Most people growing up in advanced economies globally since World War II have led lives that were financially better off than their parents.
“Yet this overwhelmingly positive income trend has ended,” says the authors of a new McKinsey Global Institute report, “Poorer than their parents? Flat or falling incomes in advanced economies.”
The report finds that between 2005 and 2014, real incomes in those same advanced economies were flat or fell for 65 to 70 percent of households, or more than 540 million people. This compared with less than 2 percent, or fewer than ten million people, who experienced flat or falling real incomes between 1993 and 2005.
“And while government transfers and lower tax rates mitigated some of the impact, up to a quarter of all households still saw disposable income stall or fall in that decade,” the authors state.

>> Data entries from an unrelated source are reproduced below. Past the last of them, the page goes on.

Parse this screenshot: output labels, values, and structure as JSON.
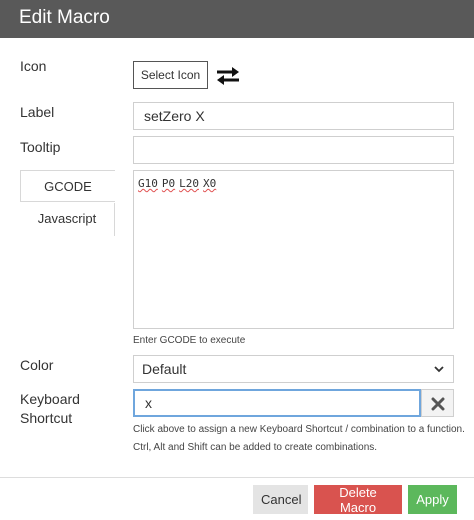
{
  "dialog": {
    "title": "Edit Macro"
  },
  "icon_row": {
    "label": "Icon",
    "select_button": "Select Icon",
    "icon": "swap-arrows-icon"
  },
  "label_row": {
    "label": "Label",
    "value": "setZero X"
  },
  "tooltip_row": {
    "label": "Tooltip",
    "value": ""
  },
  "tabs": [
    {
      "label": "GCODE",
      "active": true
    },
    {
      "label": "Javascript",
      "active": false
    }
  ],
  "code": {
    "tokens": [
      "G10",
      "P0",
      "L20",
      "X0"
    ],
    "help": "Enter GCODE to execute"
  },
  "color_row": {
    "label": "Color",
    "selected": "Default"
  },
  "shortcut_row": {
    "label_line1": "Keyboard",
    "label_line2": "Shortcut",
    "value": "x",
    "help_line1": "Click above to assign a new Keyboard Shortcut / combination to a function.",
    "help_line2": "Ctrl, Alt and Shift can be added to create combinations."
  },
  "footer": {
    "cancel": "Cancel",
    "delete": "Delete Macro",
    "apply": "Apply"
  },
  "colors": {
    "titlebar": "#595959",
    "delete": "#d9534f",
    "apply": "#5cb85c",
    "focus": "#6fa6dd"
  }
}
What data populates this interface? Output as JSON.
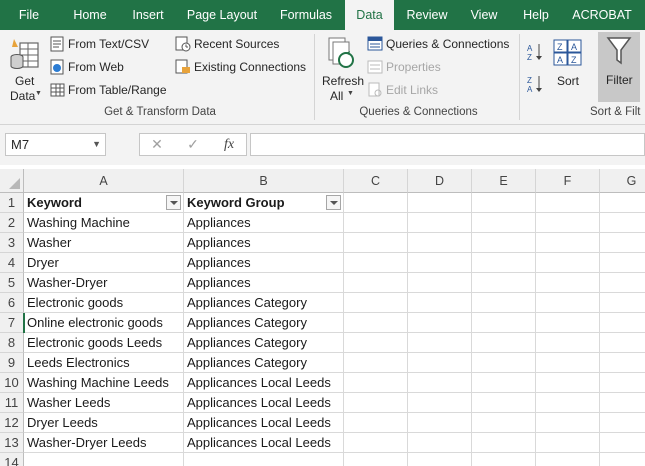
{
  "tabs": [
    {
      "label": "File"
    },
    {
      "label": "Home"
    },
    {
      "label": "Insert"
    },
    {
      "label": "Page Layout"
    },
    {
      "label": "Formulas"
    },
    {
      "label": "Data"
    },
    {
      "label": "Review"
    },
    {
      "label": "View"
    },
    {
      "label": "Help"
    },
    {
      "label": "ACROBAT"
    }
  ],
  "ribbon": {
    "get_transform": {
      "get_data_line1": "Get",
      "get_data_line2": "Data",
      "from_text_csv": "From Text/CSV",
      "from_web": "From Web",
      "from_table_range": "From Table/Range",
      "recent_sources": "Recent Sources",
      "existing_connections": "Existing Connections",
      "group_label": "Get & Transform Data"
    },
    "queries": {
      "refresh_line1": "Refresh",
      "refresh_line2": "All",
      "queries_connections": "Queries & Connections",
      "properties": "Properties",
      "edit_links": "Edit Links",
      "group_label": "Queries & Connections"
    },
    "sort_filter": {
      "sort": "Sort",
      "filter": "Filter",
      "group_label": "Sort & Filt"
    }
  },
  "formula_bar": {
    "name_box": "M7",
    "cancel_symbol": "✕",
    "enter_symbol": "✓",
    "fx_symbol": "fx",
    "formula": ""
  },
  "sheet": {
    "columns": [
      "A",
      "B",
      "C",
      "D",
      "E",
      "F",
      "G"
    ],
    "row_numbers": [
      "1",
      "2",
      "3",
      "4",
      "5",
      "6",
      "7",
      "8",
      "9",
      "10",
      "11",
      "12",
      "13",
      "14"
    ],
    "header": [
      "Keyword",
      "Keyword Group"
    ],
    "rows": [
      [
        "Washing Machine",
        "Appliances"
      ],
      [
        "Washer",
        "Appliances"
      ],
      [
        "Dryer",
        "Appliances"
      ],
      [
        "Washer-Dryer",
        "Appliances"
      ],
      [
        "Electronic goods",
        "Appliances Category"
      ],
      [
        "Online electronic goods",
        "Appliances Category"
      ],
      [
        "Electronic goods Leeds",
        "Appliances Category"
      ],
      [
        "Leeds Electronics",
        "Appliances Category"
      ],
      [
        "Washing Machine Leeds",
        "Applicances Local Leeds"
      ],
      [
        "Washer Leeds",
        "Applicances Local Leeds"
      ],
      [
        "Dryer Leeds",
        "Applicances Local Leeds"
      ],
      [
        "Washer-Dryer Leeds",
        "Applicances Local Leeds"
      ]
    ]
  },
  "colors": {
    "accent": "#217346",
    "ribbon_bg": "#f3f3f3"
  }
}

Today’s Millennials are at risk of ending up poorer than their parents. Most population segments experienced flat or falling incomes in the 2002–12 decade — but young, less-educated workers were hardest hit, the report says.
The report largely blames the trend of falling or flat income on the financial crisis of eight years ago.

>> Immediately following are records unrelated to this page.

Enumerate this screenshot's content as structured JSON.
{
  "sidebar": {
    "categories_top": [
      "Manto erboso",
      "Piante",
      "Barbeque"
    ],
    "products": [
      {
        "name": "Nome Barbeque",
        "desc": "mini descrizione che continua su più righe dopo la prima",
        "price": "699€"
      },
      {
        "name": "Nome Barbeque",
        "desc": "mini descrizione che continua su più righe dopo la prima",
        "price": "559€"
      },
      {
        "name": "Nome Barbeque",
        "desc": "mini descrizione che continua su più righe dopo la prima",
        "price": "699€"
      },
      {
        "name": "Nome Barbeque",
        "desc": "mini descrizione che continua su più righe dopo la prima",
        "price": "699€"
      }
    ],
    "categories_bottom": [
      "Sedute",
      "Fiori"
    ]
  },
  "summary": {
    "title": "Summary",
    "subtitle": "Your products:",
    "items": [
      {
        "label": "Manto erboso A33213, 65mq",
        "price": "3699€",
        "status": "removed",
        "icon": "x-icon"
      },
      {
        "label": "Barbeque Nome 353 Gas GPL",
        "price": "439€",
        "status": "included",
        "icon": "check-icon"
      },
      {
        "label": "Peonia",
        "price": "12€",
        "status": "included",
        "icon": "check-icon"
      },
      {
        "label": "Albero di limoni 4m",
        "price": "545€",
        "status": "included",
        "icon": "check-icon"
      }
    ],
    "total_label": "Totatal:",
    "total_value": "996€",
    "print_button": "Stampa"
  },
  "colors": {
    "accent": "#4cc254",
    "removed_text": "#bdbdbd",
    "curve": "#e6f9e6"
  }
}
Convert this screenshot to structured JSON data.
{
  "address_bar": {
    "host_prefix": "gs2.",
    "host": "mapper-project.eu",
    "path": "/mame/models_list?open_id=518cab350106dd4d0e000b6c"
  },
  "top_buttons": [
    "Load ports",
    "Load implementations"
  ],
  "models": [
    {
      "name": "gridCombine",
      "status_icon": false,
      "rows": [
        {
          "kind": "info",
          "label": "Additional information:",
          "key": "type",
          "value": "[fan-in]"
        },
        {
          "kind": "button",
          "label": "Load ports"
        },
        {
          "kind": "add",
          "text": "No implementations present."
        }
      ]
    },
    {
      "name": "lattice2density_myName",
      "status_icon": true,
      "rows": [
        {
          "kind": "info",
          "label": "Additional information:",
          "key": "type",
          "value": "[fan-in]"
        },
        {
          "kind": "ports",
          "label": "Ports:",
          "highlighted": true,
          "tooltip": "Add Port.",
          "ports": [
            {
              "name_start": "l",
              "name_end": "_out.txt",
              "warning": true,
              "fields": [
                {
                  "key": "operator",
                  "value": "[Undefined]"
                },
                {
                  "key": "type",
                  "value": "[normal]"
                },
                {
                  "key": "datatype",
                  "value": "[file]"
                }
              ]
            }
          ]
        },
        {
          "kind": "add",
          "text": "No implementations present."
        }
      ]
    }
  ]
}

“The deep recession and slow recovery after the 2008 financial crisis were primary causes of this phenomenon, but labor-market shifts such as the falling wage share of GDP and long-term demographic trends of aging and shrinking household size also played a role,” the report says.